“What a stupid thing to say?”

“How insensitive!”

“Why can’t I be more…”

Those thoughts can also accompany our feelings about being a caregiver or a patient with cancer. Has your inner voice ever said anything similar to “why are you feeling sorry for yourself when so many people have it so much worse?” or “I shouldn’t have complained about my cancer.  No one really wants to hear about it anyway.”  I’m using those examples because I have heard both of them, but there are so many other situations that we could just as easily name.

The silver rule, or showing self-compassion, would have us respond to ourselves in a kinder, more supportive way.  For example, think of someone you love dearly.  Now imagine they just did or said the same thing you are berating yourself for saying or doing.  How would you respond to them?  Would you use the same words and tone that your inner critic just used on yourself?  Probably not. Take a moment and think about how you feel when you are harshly chastised versus when you are accepted as someone who is human, but may have made a mistake.  Which one of those responses leads to a better outcome?

This week one of the chaplains at Mayo Clinic spoke to us about this topic.  She encouraged us to take a self-compassion break when we are experiencing stressful situations and directed us to a website of Dr. Kristin Neff: https://self-compassion.org/. When we are experiencing challenging problems, the following three steps are helpful to give ourselves a self-compassion break:

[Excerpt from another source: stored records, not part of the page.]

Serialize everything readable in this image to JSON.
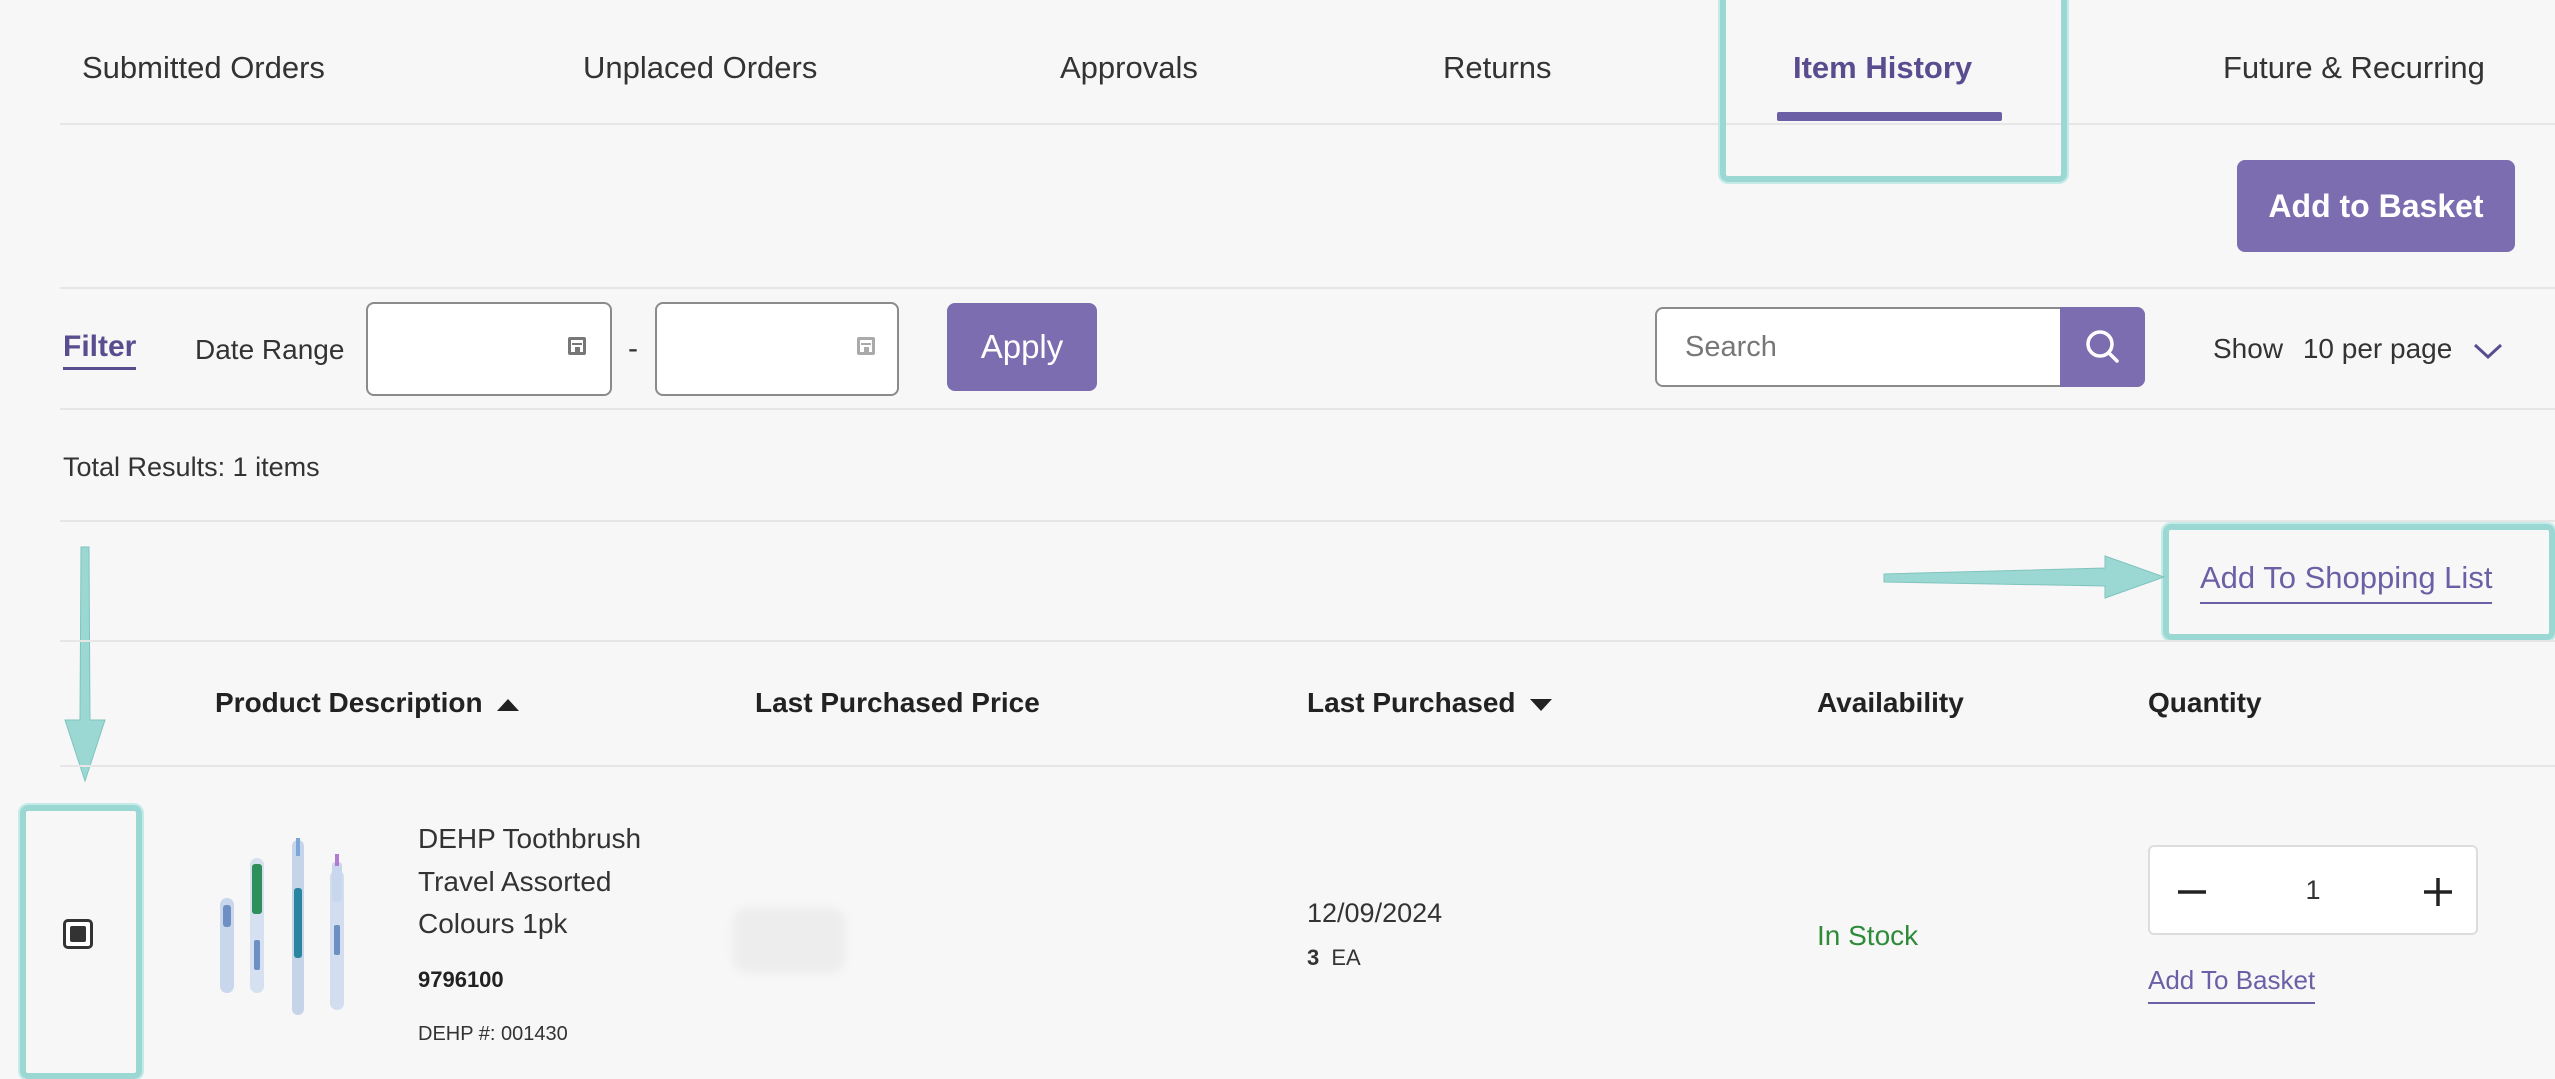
{
  "tabs": [
    {
      "label": "Submitted Orders",
      "active": false
    },
    {
      "label": "Unplaced Orders",
      "active": false
    },
    {
      "label": "Approvals",
      "active": false
    },
    {
      "label": "Returns",
      "active": false
    },
    {
      "label": "Item History",
      "active": true
    },
    {
      "label": "Future & Recurring",
      "active": false
    }
  ],
  "toolbar": {
    "add_to_basket_label": "Add to Basket"
  },
  "filter": {
    "filter_label": "Filter",
    "date_range_label": "Date Range",
    "date_separator": "-",
    "date_from_value": "",
    "date_to_value": "",
    "apply_label": "Apply",
    "search_placeholder": "Search",
    "show_label": "Show",
    "per_page_value": "10 per page"
  },
  "results": {
    "total_text": "Total Results: 1 items",
    "add_to_shopping_list_label": "Add To Shopping List"
  },
  "table": {
    "headers": {
      "product_description": "Product Description",
      "last_purchased_price": "Last Purchased Price",
      "last_purchased": "Last Purchased",
      "availability": "Availability",
      "quantity": "Quantity"
    },
    "rows": [
      {
        "checked": true,
        "name_line1": "DEHP Toothbrush",
        "name_line2": "Travel Assorted",
        "name_line3": "Colours 1pk",
        "sku": "9796100",
        "dehp_number": "DEHP #: 001430",
        "last_purchased_date": "12/09/2024",
        "purchased_qty": "3",
        "purchased_unit": "EA",
        "availability": "In Stock",
        "quantity": "1",
        "add_to_basket_label": "Add To Basket"
      }
    ]
  },
  "colors": {
    "accent": "#7b6db0",
    "highlight": "#9cd8d3",
    "in_stock": "#2e8b3a"
  }
}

  1. Recognize this is truly a painful situation. Many times we do not acknowledge that we are hurting and this is a stressful time.
  2. Recognize that suffering is a part of life. No one escapes difficult situations.
  3. Treat yourself as kindly and compassionately as you would someone else you love.

Old habits are hard to break, but it is possible.  The first step is recognizing that change can happen and it will lead to a healthier, kinder future.  As with all change, it takes awareness and practice.  Are there ways you have started being more self-compassionate?  We’d love to hear your experiences.